[Data about app and page elements]
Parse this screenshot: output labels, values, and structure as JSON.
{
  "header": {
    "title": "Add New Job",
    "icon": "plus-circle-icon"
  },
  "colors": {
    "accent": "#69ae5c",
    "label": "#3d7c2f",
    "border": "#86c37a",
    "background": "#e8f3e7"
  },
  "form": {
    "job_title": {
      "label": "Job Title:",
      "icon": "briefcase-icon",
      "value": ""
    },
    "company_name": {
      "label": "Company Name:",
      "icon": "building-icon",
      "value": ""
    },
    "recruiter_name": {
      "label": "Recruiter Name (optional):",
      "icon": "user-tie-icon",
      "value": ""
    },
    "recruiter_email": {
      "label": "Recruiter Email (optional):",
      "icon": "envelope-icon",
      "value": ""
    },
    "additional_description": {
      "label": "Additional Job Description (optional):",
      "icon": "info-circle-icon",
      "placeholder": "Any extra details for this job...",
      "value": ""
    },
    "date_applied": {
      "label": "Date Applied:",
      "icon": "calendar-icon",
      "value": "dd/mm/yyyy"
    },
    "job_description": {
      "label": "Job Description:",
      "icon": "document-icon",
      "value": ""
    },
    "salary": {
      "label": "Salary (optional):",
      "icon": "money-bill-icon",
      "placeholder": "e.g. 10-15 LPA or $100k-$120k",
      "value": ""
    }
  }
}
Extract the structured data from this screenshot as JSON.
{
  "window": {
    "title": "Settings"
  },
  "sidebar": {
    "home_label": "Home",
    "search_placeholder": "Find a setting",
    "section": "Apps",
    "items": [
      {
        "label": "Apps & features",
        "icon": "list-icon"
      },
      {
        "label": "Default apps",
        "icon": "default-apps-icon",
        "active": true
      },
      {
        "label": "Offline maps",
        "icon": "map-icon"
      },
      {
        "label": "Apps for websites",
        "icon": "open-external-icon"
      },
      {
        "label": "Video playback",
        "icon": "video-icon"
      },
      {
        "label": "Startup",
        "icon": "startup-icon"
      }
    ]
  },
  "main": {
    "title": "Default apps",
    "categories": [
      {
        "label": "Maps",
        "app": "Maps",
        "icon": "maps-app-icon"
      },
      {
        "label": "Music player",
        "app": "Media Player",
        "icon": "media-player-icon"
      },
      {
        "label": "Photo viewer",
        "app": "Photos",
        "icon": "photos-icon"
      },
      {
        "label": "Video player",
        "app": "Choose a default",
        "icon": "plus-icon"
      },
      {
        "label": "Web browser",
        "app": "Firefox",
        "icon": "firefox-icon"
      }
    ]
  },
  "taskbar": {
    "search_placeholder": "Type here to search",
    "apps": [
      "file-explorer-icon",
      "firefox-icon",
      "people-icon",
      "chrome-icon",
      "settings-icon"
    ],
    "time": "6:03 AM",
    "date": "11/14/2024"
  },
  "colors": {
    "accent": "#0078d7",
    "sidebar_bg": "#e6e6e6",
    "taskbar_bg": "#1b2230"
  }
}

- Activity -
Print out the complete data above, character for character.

- Solution to this problem -
Parse this screenshot: output labels, values, and structure as JSON.
{
  "header": {
    "title": "Add New Job",
    "icon": "plus-circle-icon"
  },
  "colors": {
    "accent": "#69ae5c",
    "label": "#3d7c2f",
    "border": "#86c37a",
    "background": "#e8f3e7"
  },
  "form": {
    "job_title": {
      "label": "Job Title:",
      "icon": "briefcase-icon",
      "value": ""
    },
    "company_name": {
      "label": "Company Name:",
      "icon": "building-icon",
      "value": ""
    },
    "recruiter_name": {
      "label": "Recruiter Name (optional):",
      "icon": "user-tie-icon",
      "value": ""
    },
    "recruiter_email": {
      "label": "Recruiter Email (optional):",
      "icon": "envelope-icon",
      "value": ""
    },
    "additional_description": {
      "label": "Additional Job Description (optional):",
      "icon": "info-circle-icon",
      "placeholder": "Any extra details for this job...",
      "value": ""
    },
    "date_applied": {
      "label": "Date Applied:",
      "icon": "calendar-icon",
      "value": "dd/mm/yyyy"
    },
    "job_description": {
      "label": "Job Description:",
      "icon": "document-icon",
      "value": ""
    },
    "salary": {
      "label": "Salary (optional):",
      "icon": "money-bill-icon",
      "placeholder": "e.g. 10-15 LPA or $100k-$120k",
      "value": ""
    }
  }
}
Extract the structured data from this screenshot as JSON.
{
  "window": {
    "title": "Settings"
  },
  "sidebar": {
    "home_label": "Home",
    "search_placeholder": "Find a setting",
    "section": "Apps",
    "items": [
      {
        "label": "Apps & features",
        "icon": "list-icon"
      },
      {
        "label": "Default apps",
        "icon": "default-apps-icon",
        "active": true
      },
      {
        "label": "Offline maps",
        "icon": "map-icon"
      },
      {
        "label": "Apps for websites",
        "icon": "open-external-icon"
      },
      {
        "label": "Video playback",
        "icon": "video-icon"
      },
      {
        "label": "Startup",
        "icon": "startup-icon"
      }
    ]
  },
  "main": {
    "title": "Default apps",
    "categories": [
      {
        "label": "Maps",
        "app": "Maps",
        "icon": "maps-app-icon"
      },
      {
        "label": "Music player",
        "app": "Media Player",
        "icon": "media-player-icon"
      },
      {
        "label": "Photo viewer",
        "app": "Photos",
        "icon": "photos-icon"
      },
      {
        "label": "Video player",
        "app": "Choose a default",
        "icon": "plus-icon"
      },
      {
        "label": "Web browser",
        "app": "Firefox",
        "icon": "firefox-icon"
      }
    ]
  },
  "taskbar": {
    "search_placeholder": "Type here to search",
    "apps": [
      "file-explorer-icon",
      "firefox-icon",
      "people-icon",
      "chrome-icon",
      "settings-icon"
    ],
    "time": "6:03 AM",
    "date": "11/14/2024"
  },
  "colors": {
    "accent": "#0078d7",
    "sidebar_bg": "#e6e6e6",
    "taskbar_bg": "#1b2230"
  }
}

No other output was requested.